■ Exercise goal:
Your job is to retype all of the data word for word, leaving every image out.

■ The records:
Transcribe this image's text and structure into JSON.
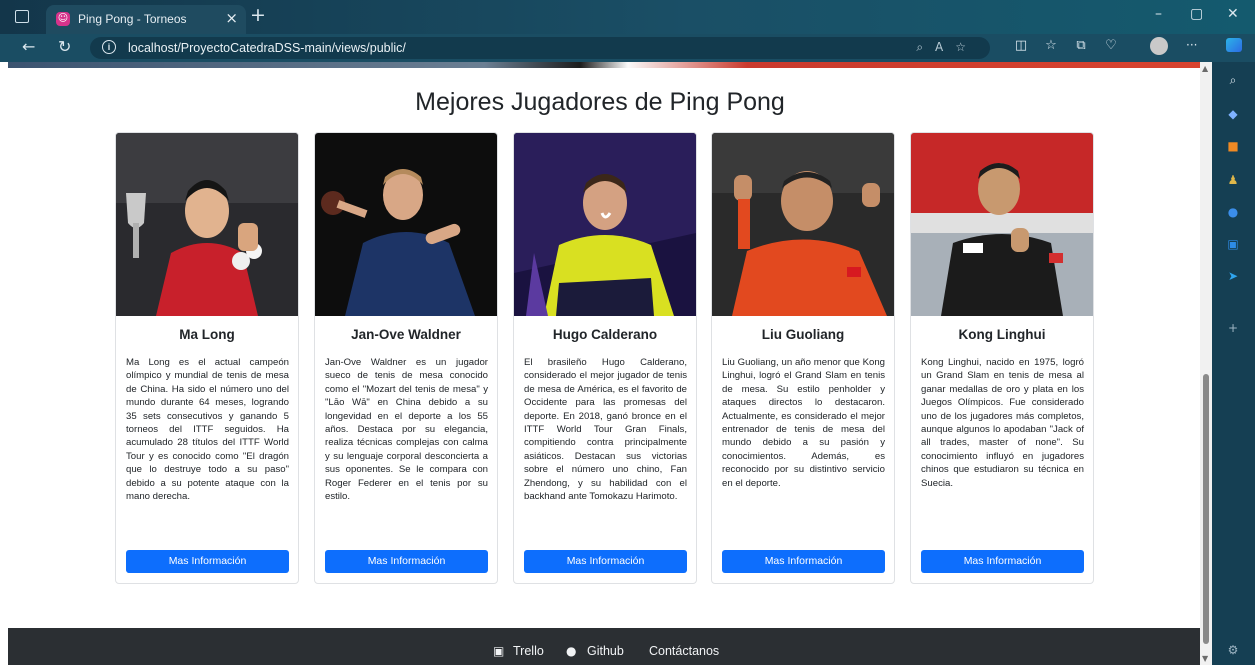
{
  "browser": {
    "tab_title": "Ping Pong - Torneos",
    "tab_close": "×",
    "new_tab": "+",
    "url": "localhost/ProyectoCatedraDSS-main/views/public/",
    "window_controls": {
      "minimize": "–",
      "restore": "▢",
      "close": "✕"
    }
  },
  "page": {
    "section_title": "Mejores Jugadores de Ping Pong",
    "players": [
      {
        "name": "Ma Long",
        "description": "Ma Long es el actual campeón olímpico y mundial de tenis de mesa de China. Ha sido el número uno del mundo durante 64 meses, logrando 35 sets consecutivos y ganando 5 torneos del ITTF seguidos. Ha acumulado 28 títulos del ITTF World Tour y es conocido como \"El dragón que lo destruye todo a su paso\" debido a su potente ataque con la mano derecha.",
        "button": "Mas Información"
      },
      {
        "name": "Jan-Ove Waldner",
        "description": "Jan-Ove Waldner es un jugador sueco de tenis de mesa conocido como el \"Mozart del tenis de mesa\" y \"Lāo Wā\" en China debido a su longevidad en el deporte a los 55 años. Destaca por su elegancia, realiza técnicas complejas con calma y su lenguaje corporal desconcierta a sus oponentes. Se le compara con Roger Federer en el tenis por su estilo.",
        "button": "Mas Información"
      },
      {
        "name": "Hugo Calderano",
        "description": "El brasileño Hugo Calderano, considerado el mejor jugador de tenis de mesa de América, es el favorito de Occidente para las promesas del deporte. En 2018, ganó bronce en el ITTF World Tour Gran Finals, compitiendo contra principalmente asiáticos. Destacan sus victorias sobre el número uno chino, Fan Zhendong, y su habilidad con el backhand ante Tomokazu Harimoto.",
        "button": "Mas Información"
      },
      {
        "name": "Liu Guoliang",
        "description": "Liu Guoliang, un año menor que Kong Linghui, logró el Grand Slam en tenis de mesa. Su estilo penholder y ataques directos lo destacaron. Actualmente, es considerado el mejor entrenador de tenis de mesa del mundo debido a su pasión y conocimientos. Además, es reconocido por su distintivo servicio en el deporte.",
        "button": "Mas Información"
      },
      {
        "name": "Kong Linghui",
        "description": "Kong Linghui, nacido en 1975, logró un Grand Slam en tenis de mesa al ganar medallas de oro y plata en los Juegos Olímpicos. Fue considerado uno de los jugadores más completos, aunque algunos lo apodaban \"Jack of all trades, master of none\". Su conocimiento influyó en jugadores chinos que estudiaron su técnica en Suecia.",
        "button": "Mas Información"
      }
    ]
  },
  "footer": {
    "trello": "Trello",
    "github": "Github",
    "contact": "Contáctanos"
  }
}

■ Task result:
Transcribe this image's text and structure into JSON.
{
  "browser": {
    "tab_title": "Ping Pong - Torneos",
    "tab_close": "×",
    "new_tab": "+",
    "url": "localhost/ProyectoCatedraDSS-main/views/public/",
    "window_controls": {
      "minimize": "–",
      "restore": "▢",
      "close": "✕"
    }
  },
  "page": {
    "section_title": "Mejores Jugadores de Ping Pong",
    "players": [
      {
        "name": "Ma Long",
        "description": "Ma Long es el actual campeón olímpico y mundial de tenis de mesa de China. Ha sido el número uno del mundo durante 64 meses, logrando 35 sets consecutivos y ganando 5 torneos del ITTF seguidos. Ha acumulado 28 títulos del ITTF World Tour y es conocido como \"El dragón que lo destruye todo a su paso\" debido a su potente ataque con la mano derecha.",
        "button": "Mas Información"
      },
      {
        "name": "Jan-Ove Waldner",
        "description": "Jan-Ove Waldner es un jugador sueco de tenis de mesa conocido como el \"Mozart del tenis de mesa\" y \"Lāo Wā\" en China debido a su longevidad en el deporte a los 55 años. Destaca por su elegancia, realiza técnicas complejas con calma y su lenguaje corporal desconcierta a sus oponentes. Se le compara con Roger Federer en el tenis por su estilo.",
        "button": "Mas Información"
      },
      {
        "name": "Hugo Calderano",
        "description": "El brasileño Hugo Calderano, considerado el mejor jugador de tenis de mesa de América, es el favorito de Occidente para las promesas del deporte. En 2018, ganó bronce en el ITTF World Tour Gran Finals, compitiendo contra principalmente asiáticos. Destacan sus victorias sobre el número uno chino, Fan Zhendong, y su habilidad con el backhand ante Tomokazu Harimoto.",
        "button": "Mas Información"
      },
      {
        "name": "Liu Guoliang",
        "description": "Liu Guoliang, un año menor que Kong Linghui, logró el Grand Slam en tenis de mesa. Su estilo penholder y ataques directos lo destacaron. Actualmente, es considerado el mejor entrenador de tenis de mesa del mundo debido a su pasión y conocimientos. Además, es reconocido por su distintivo servicio en el deporte.",
        "button": "Mas Información"
      },
      {
        "name": "Kong Linghui",
        "description": "Kong Linghui, nacido en 1975, logró un Grand Slam en tenis de mesa al ganar medallas de oro y plata en los Juegos Olímpicos. Fue considerado uno de los jugadores más completos, aunque algunos lo apodaban \"Jack of all trades, master of none\". Su conocimiento influyó en jugadores chinos que estudiaron su técnica en Suecia.",
        "button": "Mas Información"
      }
    ]
  },
  "footer": {
    "trello": "Trello",
    "github": "Github",
    "contact": "Contáctanos"
  }
}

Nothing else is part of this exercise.